- Excerpted data -
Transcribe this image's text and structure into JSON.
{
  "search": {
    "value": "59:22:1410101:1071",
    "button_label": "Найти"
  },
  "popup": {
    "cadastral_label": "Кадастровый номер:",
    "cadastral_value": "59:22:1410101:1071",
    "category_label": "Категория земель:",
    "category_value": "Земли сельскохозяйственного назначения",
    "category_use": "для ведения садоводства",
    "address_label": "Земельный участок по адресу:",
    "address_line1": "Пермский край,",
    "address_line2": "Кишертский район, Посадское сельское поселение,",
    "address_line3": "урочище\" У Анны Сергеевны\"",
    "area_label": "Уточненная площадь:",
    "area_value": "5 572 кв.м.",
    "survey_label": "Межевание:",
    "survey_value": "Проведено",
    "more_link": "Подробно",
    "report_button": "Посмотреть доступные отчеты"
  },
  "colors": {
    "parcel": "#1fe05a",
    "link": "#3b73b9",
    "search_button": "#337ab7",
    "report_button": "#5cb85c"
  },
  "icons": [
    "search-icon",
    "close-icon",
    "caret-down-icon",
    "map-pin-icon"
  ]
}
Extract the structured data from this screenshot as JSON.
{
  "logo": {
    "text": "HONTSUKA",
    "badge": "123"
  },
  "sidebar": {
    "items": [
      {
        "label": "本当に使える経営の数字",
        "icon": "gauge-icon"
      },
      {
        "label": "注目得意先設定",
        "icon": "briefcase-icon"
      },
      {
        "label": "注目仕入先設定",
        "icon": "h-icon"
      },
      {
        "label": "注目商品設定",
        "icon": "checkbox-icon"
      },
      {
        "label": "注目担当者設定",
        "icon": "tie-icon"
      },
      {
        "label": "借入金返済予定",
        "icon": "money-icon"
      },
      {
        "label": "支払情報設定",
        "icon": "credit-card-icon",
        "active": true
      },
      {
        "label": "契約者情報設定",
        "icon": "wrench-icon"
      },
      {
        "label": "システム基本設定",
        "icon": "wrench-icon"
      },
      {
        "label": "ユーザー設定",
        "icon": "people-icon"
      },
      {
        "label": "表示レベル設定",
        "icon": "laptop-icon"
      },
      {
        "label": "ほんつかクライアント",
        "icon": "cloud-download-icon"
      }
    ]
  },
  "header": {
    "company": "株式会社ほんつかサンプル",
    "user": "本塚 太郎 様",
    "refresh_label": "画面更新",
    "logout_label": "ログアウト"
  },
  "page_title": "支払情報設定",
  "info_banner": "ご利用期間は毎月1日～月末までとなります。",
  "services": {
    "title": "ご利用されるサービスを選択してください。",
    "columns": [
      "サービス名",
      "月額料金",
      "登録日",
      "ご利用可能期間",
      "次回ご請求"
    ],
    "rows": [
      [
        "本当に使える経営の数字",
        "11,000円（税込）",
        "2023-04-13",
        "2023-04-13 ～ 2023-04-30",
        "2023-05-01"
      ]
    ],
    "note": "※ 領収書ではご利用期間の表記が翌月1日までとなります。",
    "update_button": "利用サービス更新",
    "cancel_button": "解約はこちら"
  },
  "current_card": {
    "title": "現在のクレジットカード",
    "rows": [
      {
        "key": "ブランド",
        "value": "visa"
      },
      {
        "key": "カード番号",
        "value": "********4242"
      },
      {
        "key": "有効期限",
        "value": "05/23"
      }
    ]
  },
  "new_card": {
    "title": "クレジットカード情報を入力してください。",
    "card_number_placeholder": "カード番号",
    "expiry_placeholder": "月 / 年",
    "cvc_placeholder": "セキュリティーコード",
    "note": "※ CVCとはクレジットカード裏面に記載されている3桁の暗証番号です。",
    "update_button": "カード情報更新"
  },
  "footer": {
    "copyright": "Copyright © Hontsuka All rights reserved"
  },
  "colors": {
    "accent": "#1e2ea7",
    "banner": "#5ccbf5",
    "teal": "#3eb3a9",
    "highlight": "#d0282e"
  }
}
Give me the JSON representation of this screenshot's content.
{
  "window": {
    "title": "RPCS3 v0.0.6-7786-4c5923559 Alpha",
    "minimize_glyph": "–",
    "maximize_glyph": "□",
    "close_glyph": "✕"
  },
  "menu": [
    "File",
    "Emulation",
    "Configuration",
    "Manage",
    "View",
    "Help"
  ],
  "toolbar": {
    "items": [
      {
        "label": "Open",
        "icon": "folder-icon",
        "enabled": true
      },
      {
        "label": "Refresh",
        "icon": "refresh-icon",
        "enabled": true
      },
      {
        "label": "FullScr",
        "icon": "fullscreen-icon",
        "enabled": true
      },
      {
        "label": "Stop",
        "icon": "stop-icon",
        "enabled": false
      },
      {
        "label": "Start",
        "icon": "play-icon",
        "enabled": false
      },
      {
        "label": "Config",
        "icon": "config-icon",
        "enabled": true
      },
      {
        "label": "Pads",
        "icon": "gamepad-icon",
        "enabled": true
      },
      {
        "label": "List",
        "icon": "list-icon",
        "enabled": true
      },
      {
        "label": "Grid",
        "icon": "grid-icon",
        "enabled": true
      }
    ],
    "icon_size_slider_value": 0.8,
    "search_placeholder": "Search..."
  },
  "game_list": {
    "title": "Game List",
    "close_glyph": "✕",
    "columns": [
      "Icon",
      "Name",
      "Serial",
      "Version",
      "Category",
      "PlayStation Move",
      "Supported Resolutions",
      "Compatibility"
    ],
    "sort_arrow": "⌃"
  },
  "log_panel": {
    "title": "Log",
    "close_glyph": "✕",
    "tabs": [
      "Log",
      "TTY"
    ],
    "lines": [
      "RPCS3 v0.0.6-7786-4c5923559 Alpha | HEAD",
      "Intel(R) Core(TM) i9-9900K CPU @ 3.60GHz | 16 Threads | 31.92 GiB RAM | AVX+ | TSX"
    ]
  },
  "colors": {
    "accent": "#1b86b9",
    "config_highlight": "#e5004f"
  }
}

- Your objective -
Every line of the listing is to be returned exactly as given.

- Finished exercise -
Transcribe this image's text and structure into JSON.
{
  "search": {
    "value": "59:22:1410101:1071",
    "button_label": "Найти"
  },
  "popup": {
    "cadastral_label": "Кадастровый номер:",
    "cadastral_value": "59:22:1410101:1071",
    "category_label": "Категория земель:",
    "category_value": "Земли сельскохозяйственного назначения",
    "category_use": "для ведения садоводства",
    "address_label": "Земельный участок по адресу:",
    "address_line1": "Пермский край,",
    "address_line2": "Кишертский район, Посадское сельское поселение,",
    "address_line3": "урочище\" У Анны Сергеевны\"",
    "area_label": "Уточненная площадь:",
    "area_value": "5 572 кв.м.",
    "survey_label": "Межевание:",
    "survey_value": "Проведено",
    "more_link": "Подробно",
    "report_button": "Посмотреть доступные отчеты"
  },
  "colors": {
    "parcel": "#1fe05a",
    "link": "#3b73b9",
    "search_button": "#337ab7",
    "report_button": "#5cb85c"
  },
  "icons": [
    "search-icon",
    "close-icon",
    "caret-down-icon",
    "map-pin-icon"
  ]
}
Extract the structured data from this screenshot as JSON.
{
  "logo": {
    "text": "HONTSUKA",
    "badge": "123"
  },
  "sidebar": {
    "items": [
      {
        "label": "本当に使える経営の数字",
        "icon": "gauge-icon"
      },
      {
        "label": "注目得意先設定",
        "icon": "briefcase-icon"
      },
      {
        "label": "注目仕入先設定",
        "icon": "h-icon"
      },
      {
        "label": "注目商品設定",
        "icon": "checkbox-icon"
      },
      {
        "label": "注目担当者設定",
        "icon": "tie-icon"
      },
      {
        "label": "借入金返済予定",
        "icon": "money-icon"
      },
      {
        "label": "支払情報設定",
        "icon": "credit-card-icon",
        "active": true
      },
      {
        "label": "契約者情報設定",
        "icon": "wrench-icon"
      },
      {
        "label": "システム基本設定",
        "icon": "wrench-icon"
      },
      {
        "label": "ユーザー設定",
        "icon": "people-icon"
      },
      {
        "label": "表示レベル設定",
        "icon": "laptop-icon"
      },
      {
        "label": "ほんつかクライアント",
        "icon": "cloud-download-icon"
      }
    ]
  },
  "header": {
    "company": "株式会社ほんつかサンプル",
    "user": "本塚 太郎 様",
    "refresh_label": "画面更新",
    "logout_label": "ログアウト"
  },
  "page_title": "支払情報設定",
  "info_banner": "ご利用期間は毎月1日～月末までとなります。",
  "services": {
    "title": "ご利用されるサービスを選択してください。",
    "columns": [
      "サービス名",
      "月額料金",
      "登録日",
      "ご利用可能期間",
      "次回ご請求"
    ],
    "rows": [
      [
        "本当に使える経営の数字",
        "11,000円（税込）",
        "2023-04-13",
        "2023-04-13 ～ 2023-04-30",
        "2023-05-01"
      ]
    ],
    "note": "※ 領収書ではご利用期間の表記が翌月1日までとなります。",
    "update_button": "利用サービス更新",
    "cancel_button": "解約はこちら"
  },
  "current_card": {
    "title": "現在のクレジットカード",
    "rows": [
      {
        "key": "ブランド",
        "value": "visa"
      },
      {
        "key": "カード番号",
        "value": "********4242"
      },
      {
        "key": "有効期限",
        "value": "05/23"
      }
    ]
  },
  "new_card": {
    "title": "クレジットカード情報を入力してください。",
    "card_number_placeholder": "カード番号",
    "expiry_placeholder": "月 / 年",
    "cvc_placeholder": "セキュリティーコード",
    "note": "※ CVCとはクレジットカード裏面に記載されている3桁の暗証番号です。",
    "update_button": "カード情報更新"
  },
  "footer": {
    "copyright": "Copyright © Hontsuka All rights reserved"
  },
  "colors": {
    "accent": "#1e2ea7",
    "banner": "#5ccbf5",
    "teal": "#3eb3a9",
    "highlight": "#d0282e"
  }
}
Give me the JSON representation of this screenshot's content.
{
  "window": {
    "title": "RPCS3 v0.0.6-7786-4c5923559 Alpha",
    "minimize_glyph": "–",
    "maximize_glyph": "□",
    "close_glyph": "✕"
  },
  "menu": [
    "File",
    "Emulation",
    "Configuration",
    "Manage",
    "View",
    "Help"
  ],
  "toolbar": {
    "items": [
      {
        "label": "Open",
        "icon": "folder-icon",
        "enabled": true
      },
      {
        "label": "Refresh",
        "icon": "refresh-icon",
        "enabled": true
      },
      {
        "label": "FullScr",
        "icon": "fullscreen-icon",
        "enabled": true
      },
      {
        "label": "Stop",
        "icon": "stop-icon",
        "enabled": false
      },
      {
        "label": "Start",
        "icon": "play-icon",
        "enabled": false
      },
      {
        "label": "Config",
        "icon": "config-icon",
        "enabled": true
      },
      {
        "label": "Pads",
        "icon": "gamepad-icon",
        "enabled": true
      },
      {
        "label": "List",
        "icon": "list-icon",
        "enabled": true
      },
      {
        "label": "Grid",
        "icon": "grid-icon",
        "enabled": true
      }
    ],
    "icon_size_slider_value": 0.8,
    "search_placeholder": "Search..."
  },
  "game_list": {
    "title": "Game List",
    "close_glyph": "✕",
    "columns": [
      "Icon",
      "Name",
      "Serial",
      "Version",
      "Category",
      "PlayStation Move",
      "Supported Resolutions",
      "Compatibility"
    ],
    "sort_arrow": "⌃"
  },
  "log_panel": {
    "title": "Log",
    "close_glyph": "✕",
    "tabs": [
      "Log",
      "TTY"
    ],
    "lines": [
      "RPCS3 v0.0.6-7786-4c5923559 Alpha | HEAD",
      "Intel(R) Core(TM) i9-9900K CPU @ 3.60GHz | 16 Threads | 31.92 GiB RAM | AVX+ | TSX"
    ]
  },
  "colors": {
    "accent": "#1b86b9",
    "config_highlight": "#e5004f"
  }
}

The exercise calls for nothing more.